Finally, I would like to note that these are just five of the numerous positive changes, which states have come to make in the past 2020. It is nevertheless important to note that none of these issues would have been solved (or at least mitigated) should they not have been addressed or acknowledged. Thus, this is why one’s voice always matters, and why human rights violations and disregards must not be left unreported.



[1] See BBC News, Myanmar military leaders ‘guilty of crimes against humanity’ < https://www.bbc.com/news/world-asia-44625216#:~:text=In%20August%202017%2C%20Rohingya%20militants,said%20was%20targeting%20the%20militants.&text=About%20700%2C000%20Rohingya%20have%20now,are%20living%20in%20refugee%20camps> Accessed 10 May 2021

[2] See the Guardian, Bangladesh grants Rohingya refugee children access to education < https://www.theguardian.com/global-development/2020/jan/29/bangladesh-grants-rohingya-refugee-children-access-to-education > Accessed 10 May 2021

[3] See HRW, Chinese Human Rights Lawyer Released < https://www.hrw.org/news/2020/06/05/chinese-human-rights-lawyer-released-after-4-years-0 > Accessed 10 May 2021

[4] See HRW, Chinese Human Rights Lawyer Released < https://www.hrw.org/news/2020/06/05/chinese-human-rights-lawyer-released-after-4-years-0 > Accessed 10 May 2021

[5] See Amnesty International, South Sudan: Quashing of teenager’s death sentence must lead to abolition of the death penalty  https://www.amnesty.org/en/latest/news/2020/07/south-sudan-quashing-of-teenagers-death-sentence-must-lead-to-abolition-of-the-death-penalty/

[6] See Amnesty International, 41 human rights wins to celebrate right now https://www.amnesty.org/en/latest/campaigns/2020/12/41-human-rights-wins-to-celebrate-right-now/

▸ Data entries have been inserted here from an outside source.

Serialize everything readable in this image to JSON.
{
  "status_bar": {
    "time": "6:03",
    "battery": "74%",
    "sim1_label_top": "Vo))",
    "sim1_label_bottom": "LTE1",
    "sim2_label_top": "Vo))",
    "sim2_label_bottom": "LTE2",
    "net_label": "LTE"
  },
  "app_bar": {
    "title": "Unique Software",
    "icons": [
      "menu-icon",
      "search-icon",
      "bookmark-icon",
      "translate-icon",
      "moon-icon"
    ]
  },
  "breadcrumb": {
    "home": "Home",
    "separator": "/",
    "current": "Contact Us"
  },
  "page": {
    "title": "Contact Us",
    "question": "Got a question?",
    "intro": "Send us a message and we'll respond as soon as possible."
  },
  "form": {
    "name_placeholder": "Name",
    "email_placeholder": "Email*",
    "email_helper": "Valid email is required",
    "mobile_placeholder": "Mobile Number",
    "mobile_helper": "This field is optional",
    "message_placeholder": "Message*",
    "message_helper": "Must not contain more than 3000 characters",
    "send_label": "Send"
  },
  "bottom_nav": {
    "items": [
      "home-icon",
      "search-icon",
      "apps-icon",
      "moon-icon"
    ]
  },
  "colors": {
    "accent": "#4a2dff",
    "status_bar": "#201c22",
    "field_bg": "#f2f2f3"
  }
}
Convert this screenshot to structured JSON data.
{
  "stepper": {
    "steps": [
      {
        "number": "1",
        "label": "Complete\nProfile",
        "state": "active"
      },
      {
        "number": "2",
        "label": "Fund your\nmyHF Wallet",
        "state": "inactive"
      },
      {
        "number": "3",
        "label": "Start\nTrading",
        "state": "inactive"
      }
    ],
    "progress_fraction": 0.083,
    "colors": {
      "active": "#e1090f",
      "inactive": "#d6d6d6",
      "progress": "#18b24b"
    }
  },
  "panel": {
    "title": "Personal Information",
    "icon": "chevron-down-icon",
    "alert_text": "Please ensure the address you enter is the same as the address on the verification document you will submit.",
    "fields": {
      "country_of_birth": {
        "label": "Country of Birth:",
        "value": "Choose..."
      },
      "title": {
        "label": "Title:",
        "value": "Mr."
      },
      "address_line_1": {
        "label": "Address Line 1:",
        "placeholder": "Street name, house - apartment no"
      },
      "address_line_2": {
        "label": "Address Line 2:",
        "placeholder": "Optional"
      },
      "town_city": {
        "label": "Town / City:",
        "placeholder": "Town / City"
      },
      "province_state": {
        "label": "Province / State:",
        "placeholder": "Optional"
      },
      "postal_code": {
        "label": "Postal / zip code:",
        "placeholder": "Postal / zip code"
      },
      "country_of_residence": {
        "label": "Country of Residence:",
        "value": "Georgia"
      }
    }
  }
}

[7] See Amnesty International, Qatar: New laws to protect migrant workers are a step in the right direction  https://www.amnesty.org/en/latest/news/2020/08/qatar-annoucement-kafala-reforms/

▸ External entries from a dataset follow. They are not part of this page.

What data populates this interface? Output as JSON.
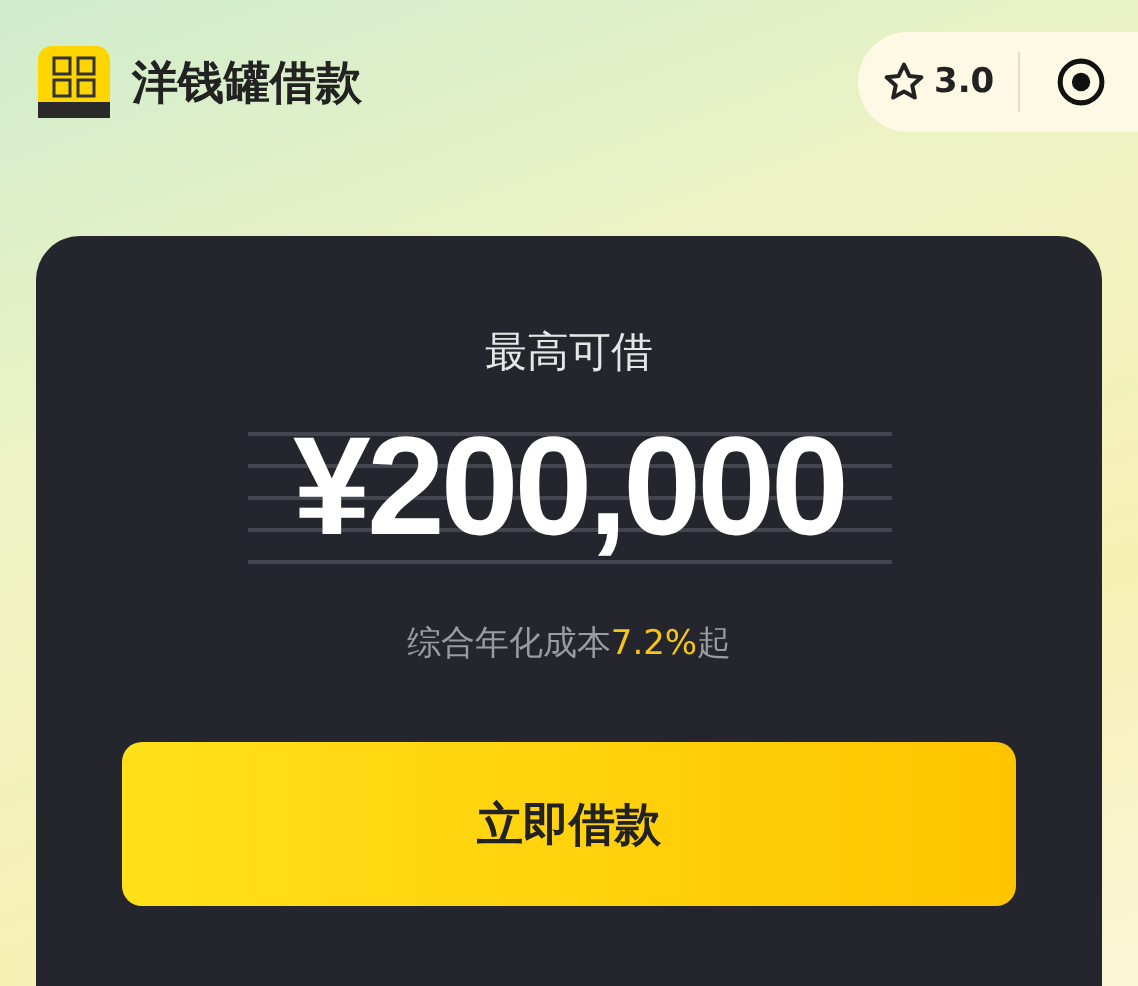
{
  "header": {
    "app_name": "洋钱罐借款",
    "rating": "3.0"
  },
  "card": {
    "label": "最高可借",
    "amount": "¥200,000",
    "rate_prefix": "综合年化成本",
    "rate_value": "7.2%",
    "rate_suffix": "起",
    "button": "立即借款"
  }
}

[8] See Amnesty International, Argentina: Legalization of abortion is an historic victory https://www.amnesty.org/en/latest/news/2020/12/argentina-legalization-abortion-historic-victory/ > Accessed 10 May 2021